You aren’t just dealing with this problem between worlds either. There’s so much visual inconsistency to the point of utter frustration in many of the stages, and you have to trial and error everything.
As an example, I’ll take a look at the Music world. Obviously, everything has a musical flavour. There are little pianos you can run on to play notes, instruments tooting, and sentient violins trying to kill you. Within this world though, there’s just no way of telling bad from good without testing it first.
The Music world has a big collectible, like every other world. They look different each time, but once you identify it – a large boom box-looking speaker – you can easily find them for the rest of the world.
It’s nice!
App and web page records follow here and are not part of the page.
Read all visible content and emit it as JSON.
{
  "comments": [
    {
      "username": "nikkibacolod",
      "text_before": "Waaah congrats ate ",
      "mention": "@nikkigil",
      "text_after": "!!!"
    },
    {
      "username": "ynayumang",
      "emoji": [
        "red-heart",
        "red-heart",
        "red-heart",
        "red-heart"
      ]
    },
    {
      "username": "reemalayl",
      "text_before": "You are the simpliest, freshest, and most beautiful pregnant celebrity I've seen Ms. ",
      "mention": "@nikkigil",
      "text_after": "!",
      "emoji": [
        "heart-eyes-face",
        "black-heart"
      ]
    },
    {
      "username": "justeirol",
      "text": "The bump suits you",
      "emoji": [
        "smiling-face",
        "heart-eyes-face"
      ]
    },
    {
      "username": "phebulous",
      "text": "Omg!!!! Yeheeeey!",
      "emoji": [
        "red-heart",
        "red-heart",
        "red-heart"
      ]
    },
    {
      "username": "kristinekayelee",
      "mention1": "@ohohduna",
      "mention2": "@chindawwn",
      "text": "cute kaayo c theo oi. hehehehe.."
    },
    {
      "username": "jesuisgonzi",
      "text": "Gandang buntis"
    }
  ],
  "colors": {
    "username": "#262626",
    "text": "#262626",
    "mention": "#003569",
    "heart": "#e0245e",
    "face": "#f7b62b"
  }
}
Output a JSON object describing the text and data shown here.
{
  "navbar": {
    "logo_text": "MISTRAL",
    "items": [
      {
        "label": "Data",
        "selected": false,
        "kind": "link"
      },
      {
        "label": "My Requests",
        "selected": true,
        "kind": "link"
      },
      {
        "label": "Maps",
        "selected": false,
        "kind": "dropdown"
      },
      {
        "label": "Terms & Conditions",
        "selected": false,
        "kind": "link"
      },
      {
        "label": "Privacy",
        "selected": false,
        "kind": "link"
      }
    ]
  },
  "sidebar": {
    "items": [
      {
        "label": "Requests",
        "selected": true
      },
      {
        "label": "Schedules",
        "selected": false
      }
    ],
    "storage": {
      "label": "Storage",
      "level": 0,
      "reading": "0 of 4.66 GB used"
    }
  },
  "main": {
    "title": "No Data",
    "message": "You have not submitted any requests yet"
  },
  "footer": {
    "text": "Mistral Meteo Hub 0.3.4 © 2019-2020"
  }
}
Stands out, looks cool, and you can easily spot it.
There’s also a different big speaker which blends into the background doing absolutely nothing, which I kept aiming for, ruining my momentum and leaving me confused. Ah well, not too much of a problem. But wait, there’s also a big ol’ amplifier/speaker that acts as an enemy to Zool and damages you when you touch it. And yes, I did bonk into it multiple times. It even shows up right next to the collectible at one point.
I’m not saying they’re completely unrecognisable from each other, it’s actually extremely obvious as I look back on my screenshots, but with design similarities like this in a game that’s supposed to be fast-paced and high-octane, there needs to be far clearer visual messaging. This is even more true when the game is this visually noisy anyway.
All this subtracts further from the already-mediocre gameplay, with boss fights flitting between extremely cheese-able to infuriatingly finicky, and levels that seem expansive and maze-like at first but upon further inspection just need to be trundled on through unless you’re collecting every single trinket.
I personally won’t be super excited to return to Zool Redimensioned for a while. This isn’t even to say the folks at Sumo Digital Academy didn’t do the best job they could – I’m sure Zool superfans from back in the day will have an absolute whale of a time with this one, reliving a classic they used to love. To me though, with the aesthetic inconsistency, slippery controls, and general lack of any real hook to keep you playing aside from seeing what hilarious twists the backgrounds offer, I struggled to get invested. The Zool Redimensioned experience was a short one for me, but I do see a strong market for this game in superfans of older platformers.
At the very least, Zool Redimensioned will probably have some absolutely ridiculous speedruns to watch once it’s been out for a little while. Congratulations for bringing Zool to 2021, but this ninja will be staying in the Nth dimension for me.
Zool Redimensioned is available on PC. The review is for the Windows version.
Zool Redimensioned is a valiant attempt to remaster a cult, old-school platformer in the 21st century, but the source material left the devs at Sumo Digital Academy very little to work with. Baffling design choices, a lack of any hook to keep you interested, and controls that never feel quite as satisfying as other platformers I’ve played mean I can’t see this version of the game gaining a cult following like it did in the ’90s.
- A fun, energetic soundtrack
- Interesting to see how each new world looks the first time around
- Inconsistency between each world means you have to get used to them for only a short period of time
- Confusing and overly noisy visuals
- Slippery controls
- Underwhelming boss fights